For more information, see our page Enforcing Recreational Marijuana.

Personnel and Employment

I-502 does not change employers' rights under Washington law, and marijuana remains illegal under federal law. The initiative is silent on the topic of drug testing. Where in force, federal regulations may still prohibit use and mandate testing for marijuana.

For more information, see our page on Marijuana in the Workplace.

Taxes and Revenue

Revenues from the excise tax on marijuana will be distributed primarily to the Liquor Control Board for administrative expenses, to the state's Basic Health Plan, to the state general fund, and to health-related programs. B&O and local retail sales taxes apply.

For more information, see our page on Taxing Recreational Marijuana.

Federal Government

The federal government, through the Department of Justice, has indicated a willingness to allow this new approach toward marijuana being pioneered by the States of Washington and Colorado. However, the federal government has indicated a number of concerns, which seem to be addressed by the provisions in initiative 502 and the proposed rules adopted by the Liquor Control Board.

For more information, see our page on Federal Response to State Regulated Marijuana.

Recommended Reads

Liquor Control Board Documents

Staff Reports

  • Bellevue - Staff memorandum, 7/13/2013
  • Everett - Official comments to the Liquor Control Board, 7/31/2013
  • Kirkland - Planning department memo, 7/13/2013
  • Mukilteo - Staff report, 4/8/2013
  • Spokane Valley - Briefing to city Council, 7/16/2013

Association of Washington Cities Resources

  • Assessment of Impacts to Cities of Recreational Marijuana Legalization, Final Report, by Berk & Assoc., 1/9/2015
  • Comments to the Liquor Control Board, 6/4/2013
  • FAQ for cities
  • AWC Webinars - A series of webinars and short videos produced by the Association of Washington Cities on various marijuana issues. The webinars provide more detailed information on the issues that have arisen over the past year as the state moves forward with a regulated and taxed public marijuana industry.
  • AWC Webinar on Licensing Issues - Includes detailed presentations by Alan Rathbun of the state Liquor Control Board, and Jon Walker, Deputy City Attorney of Tacoma. The primary topic is the criteria used by the LCB to grant licenses and the grounds for cities or counties to object to the granting of marijuana licenses, 11/12/2013

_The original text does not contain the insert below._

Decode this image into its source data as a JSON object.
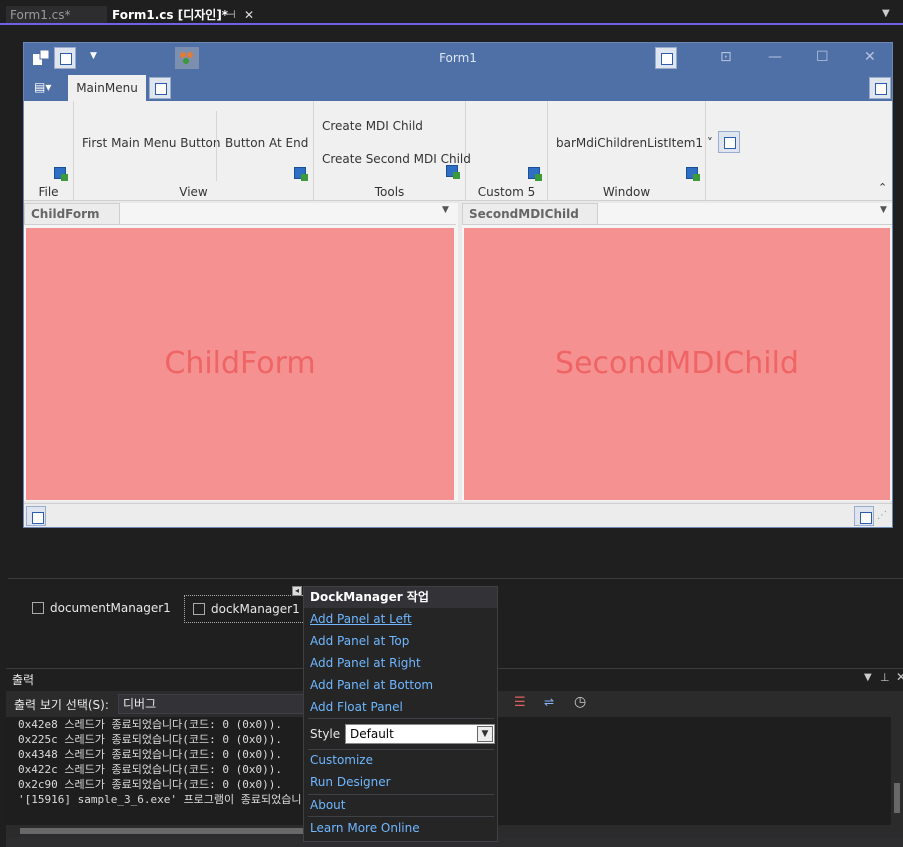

New Regulations for Personal Use

Recreational Marijuana Ordinances across Washington

We are attempting to provide accurate and complete data from all jurisdictions in Washington: please provide MRSC with your relevant ordinances or other documents by sending them to Josh Mahar, MRSC Outreach Coordinator. Updates to our data, questions, and comments all welcome.

For a excel data table of this information, please email Josh Mahar.

Map Legend

  • Allowed Under Existing Zoning - Licensed recreational marijuana businesses are not specifically allowed, but can locate in appropriate zones already established (ie. retail marijuana businesses can locate in zones allowing retails sales, etc.)
  • Permanent Zoning - Licensed marijuana businesses are specifically listed as allowed uses in designated zones.
  • Interim Zoning - Provisional zoning regulations are adopted for licensed marijuana businesses, subject to review and amendment within a designated time period, as allowed by RCW 35A.63.220.
  • No Action - No regulations have been adopted regarding licensed marijuana businesses.
  • Moratorium - Licensed marijuana businesses are prohibited for a designated time while the legislative body gives the matter further consideration, as allowed by RCW 35A.63.220.
  • Prohibited - Licensed marijuana businesses are not allowed - either through an outright ban or through other local enactments, such as licensing regulations prohibiting businesses that do not comply with federal laws.


Last Modified: June 26, 2015